Your result should be every line of the records below that contains the word "text".

(PROVIDED ENTRIES)

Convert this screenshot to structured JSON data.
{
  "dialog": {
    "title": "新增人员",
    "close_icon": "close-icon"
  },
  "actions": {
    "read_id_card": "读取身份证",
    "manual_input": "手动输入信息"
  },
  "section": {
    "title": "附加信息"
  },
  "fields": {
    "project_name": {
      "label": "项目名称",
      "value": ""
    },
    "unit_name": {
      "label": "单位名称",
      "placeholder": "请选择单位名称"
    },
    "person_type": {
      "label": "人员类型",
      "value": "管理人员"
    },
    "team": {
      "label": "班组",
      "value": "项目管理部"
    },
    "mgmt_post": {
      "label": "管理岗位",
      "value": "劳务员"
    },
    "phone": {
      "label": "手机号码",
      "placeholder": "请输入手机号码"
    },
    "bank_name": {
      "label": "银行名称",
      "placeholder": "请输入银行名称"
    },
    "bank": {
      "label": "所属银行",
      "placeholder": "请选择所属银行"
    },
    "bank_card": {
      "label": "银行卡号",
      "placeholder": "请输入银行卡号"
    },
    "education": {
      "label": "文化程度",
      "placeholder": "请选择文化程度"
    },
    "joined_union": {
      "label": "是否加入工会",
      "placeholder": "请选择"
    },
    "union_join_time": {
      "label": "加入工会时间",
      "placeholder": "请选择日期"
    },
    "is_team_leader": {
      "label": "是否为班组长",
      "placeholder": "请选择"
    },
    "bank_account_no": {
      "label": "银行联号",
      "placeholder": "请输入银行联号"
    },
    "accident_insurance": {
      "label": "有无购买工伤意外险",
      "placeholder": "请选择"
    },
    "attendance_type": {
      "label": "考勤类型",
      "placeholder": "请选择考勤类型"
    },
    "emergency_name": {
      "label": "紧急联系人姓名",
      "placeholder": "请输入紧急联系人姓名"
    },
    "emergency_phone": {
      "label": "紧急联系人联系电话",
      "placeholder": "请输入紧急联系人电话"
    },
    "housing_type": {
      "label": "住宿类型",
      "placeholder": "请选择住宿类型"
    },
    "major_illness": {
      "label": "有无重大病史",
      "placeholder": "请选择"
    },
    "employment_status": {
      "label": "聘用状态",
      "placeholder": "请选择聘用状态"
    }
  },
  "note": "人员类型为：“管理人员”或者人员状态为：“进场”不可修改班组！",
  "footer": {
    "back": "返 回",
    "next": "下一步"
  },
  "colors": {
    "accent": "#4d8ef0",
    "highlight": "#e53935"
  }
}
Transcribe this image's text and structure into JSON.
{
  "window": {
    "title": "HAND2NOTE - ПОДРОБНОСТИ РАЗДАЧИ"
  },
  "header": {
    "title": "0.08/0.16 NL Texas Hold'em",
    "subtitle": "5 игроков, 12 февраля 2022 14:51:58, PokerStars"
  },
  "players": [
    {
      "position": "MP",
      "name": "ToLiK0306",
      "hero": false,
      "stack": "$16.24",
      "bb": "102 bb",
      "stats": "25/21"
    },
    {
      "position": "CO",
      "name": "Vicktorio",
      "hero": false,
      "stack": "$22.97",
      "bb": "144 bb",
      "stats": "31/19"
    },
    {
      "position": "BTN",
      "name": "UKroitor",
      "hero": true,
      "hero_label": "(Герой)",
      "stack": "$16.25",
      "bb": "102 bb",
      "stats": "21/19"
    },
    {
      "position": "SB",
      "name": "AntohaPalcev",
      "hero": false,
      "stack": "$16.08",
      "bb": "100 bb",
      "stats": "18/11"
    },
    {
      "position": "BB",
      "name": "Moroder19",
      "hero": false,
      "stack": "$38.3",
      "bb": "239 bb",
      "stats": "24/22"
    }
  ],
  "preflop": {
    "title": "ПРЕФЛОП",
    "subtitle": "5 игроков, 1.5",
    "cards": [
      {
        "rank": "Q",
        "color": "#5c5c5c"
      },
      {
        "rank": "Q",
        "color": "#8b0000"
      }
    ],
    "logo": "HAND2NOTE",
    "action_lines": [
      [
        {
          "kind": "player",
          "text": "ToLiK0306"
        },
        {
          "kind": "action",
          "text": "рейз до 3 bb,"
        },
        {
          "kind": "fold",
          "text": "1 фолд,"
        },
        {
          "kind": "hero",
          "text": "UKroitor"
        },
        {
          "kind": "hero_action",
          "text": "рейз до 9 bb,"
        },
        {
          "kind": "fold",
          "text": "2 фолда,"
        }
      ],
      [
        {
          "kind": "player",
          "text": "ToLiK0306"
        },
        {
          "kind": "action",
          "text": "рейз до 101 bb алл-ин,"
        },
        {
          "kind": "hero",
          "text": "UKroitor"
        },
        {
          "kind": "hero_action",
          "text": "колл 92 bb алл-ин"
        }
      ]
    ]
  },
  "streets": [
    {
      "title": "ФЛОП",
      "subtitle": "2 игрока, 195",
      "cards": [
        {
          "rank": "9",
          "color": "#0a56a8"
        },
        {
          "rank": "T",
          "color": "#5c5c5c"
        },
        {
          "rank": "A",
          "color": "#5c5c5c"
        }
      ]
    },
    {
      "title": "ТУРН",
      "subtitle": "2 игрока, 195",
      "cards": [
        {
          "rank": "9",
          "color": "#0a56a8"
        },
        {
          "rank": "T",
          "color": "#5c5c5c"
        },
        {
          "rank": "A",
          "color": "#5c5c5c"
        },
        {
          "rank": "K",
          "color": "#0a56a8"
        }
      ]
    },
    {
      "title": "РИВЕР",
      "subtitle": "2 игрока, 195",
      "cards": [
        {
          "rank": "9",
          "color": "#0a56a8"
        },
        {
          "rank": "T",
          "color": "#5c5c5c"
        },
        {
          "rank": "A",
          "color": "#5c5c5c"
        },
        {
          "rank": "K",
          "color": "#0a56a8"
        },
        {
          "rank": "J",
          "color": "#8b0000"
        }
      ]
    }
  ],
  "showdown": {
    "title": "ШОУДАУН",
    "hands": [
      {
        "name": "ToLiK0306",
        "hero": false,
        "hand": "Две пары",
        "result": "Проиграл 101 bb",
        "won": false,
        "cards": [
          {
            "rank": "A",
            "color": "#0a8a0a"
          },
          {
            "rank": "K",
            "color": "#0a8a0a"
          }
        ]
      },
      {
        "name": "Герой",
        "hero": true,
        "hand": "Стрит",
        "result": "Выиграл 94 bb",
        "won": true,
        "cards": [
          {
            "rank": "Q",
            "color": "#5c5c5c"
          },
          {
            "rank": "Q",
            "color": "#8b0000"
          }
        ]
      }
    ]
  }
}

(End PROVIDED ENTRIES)

### ANSWER BOX
Transcribe this image's text and structure into JSON.
          "text": "ToLiK0306"
          "text": "рейз до 3 bb,"
          "text": "1 фолд,"
          "text": "UKroitor"
          "text": "рейз до 9 bb,"
          "text": "2 фолда,"
          "text": "ToLiK0306"
          "text": "рейз до 101 bb алл-ин,"
          "text": "UKroitor"
          "text": "колл 92 bb алл-ин"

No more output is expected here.